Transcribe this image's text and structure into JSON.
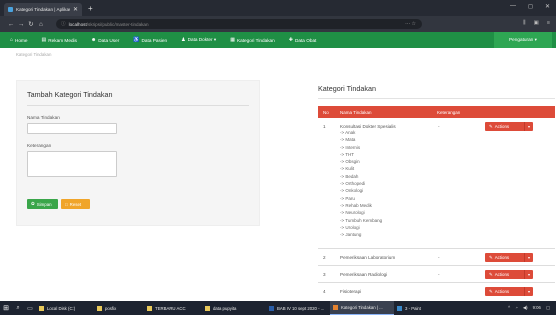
{
  "browser": {
    "tab_title": "Kategori Tindakan | Aplikasi R...",
    "url_host": "localhost",
    "url_rest": "/skripsi/public/master-tindakan"
  },
  "appnav": {
    "items": [
      {
        "label": "Home",
        "icon": "home-icon"
      },
      {
        "label": "Rekam Medis",
        "icon": "medical-record-icon"
      },
      {
        "label": "Data User",
        "icon": "users-icon"
      },
      {
        "label": "Data Pasien",
        "icon": "patient-icon"
      },
      {
        "label": "Data Dokter ▾",
        "icon": "doctor-icon"
      },
      {
        "label": "Kategori Tindakan",
        "icon": "category-icon"
      },
      {
        "label": "Data Obat",
        "icon": "medicine-icon"
      }
    ],
    "settings_label": "Pengaturan ▾"
  },
  "breadcrumb": "Kategori Tindakan",
  "form": {
    "title": "Tambah Kategori Tindakan",
    "nama_label": "Nama Tindakan",
    "ket_label": "Keterangan",
    "save_label": "Simpan",
    "reset_label": "Reset"
  },
  "table": {
    "title": "Kategori Tindakan",
    "headers": {
      "no": "No",
      "nama": "Nama Tindakan",
      "ket": "Keterangan"
    },
    "action_label": "Actions",
    "rows": [
      {
        "no": "1",
        "nama": "Konsultasi Dokter Spesialis",
        "ket": "-",
        "subs": [
          "-> Anak",
          "-> Mata",
          "-> Internis",
          "-> THT",
          "-> Obsgin",
          "-> Kulit",
          "-> Bedah",
          "-> Orthopedi",
          "-> Onkologi",
          "-> Paru",
          "-> Rehab Medik",
          "-> Neurologi",
          "-> Tumbuh Kembang",
          "-> Urologi",
          "-> Jantung"
        ]
      },
      {
        "no": "2",
        "nama": "Pemeriksaan Laboratorium",
        "ket": "-"
      },
      {
        "no": "3",
        "nama": "Pemeriksaan Radiologi",
        "ket": "-"
      },
      {
        "no": "4",
        "nama": "Fisioterapi",
        "ket": ""
      }
    ]
  },
  "taskbar": {
    "items": [
      {
        "label": "Local Disk (C:)",
        "color": "#e8c85a"
      },
      {
        "label": "posfix",
        "color": "#e8c85a"
      },
      {
        "label": "TERBARU ACC",
        "color": "#e8c85a"
      },
      {
        "label": "data pupyita",
        "color": "#e8c85a"
      },
      {
        "label": "BAB IV 10 sept 2020 - ...",
        "color": "#2b5ea8"
      },
      {
        "label": "Kategori Tindakan | ...",
        "color": "#e5822f"
      },
      {
        "label": "3 - Paint",
        "color": "#3a88c8"
      }
    ],
    "time": "9:06"
  }
}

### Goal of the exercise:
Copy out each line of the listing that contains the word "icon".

### Expected answer:
        "icon": "home-icon"
        "icon": "medical-record-icon"
        "icon": "users-icon"
        "icon": "patient-icon"
        "icon": "doctor-icon"
        "icon": "category-icon"
        "icon": "medicine-icon"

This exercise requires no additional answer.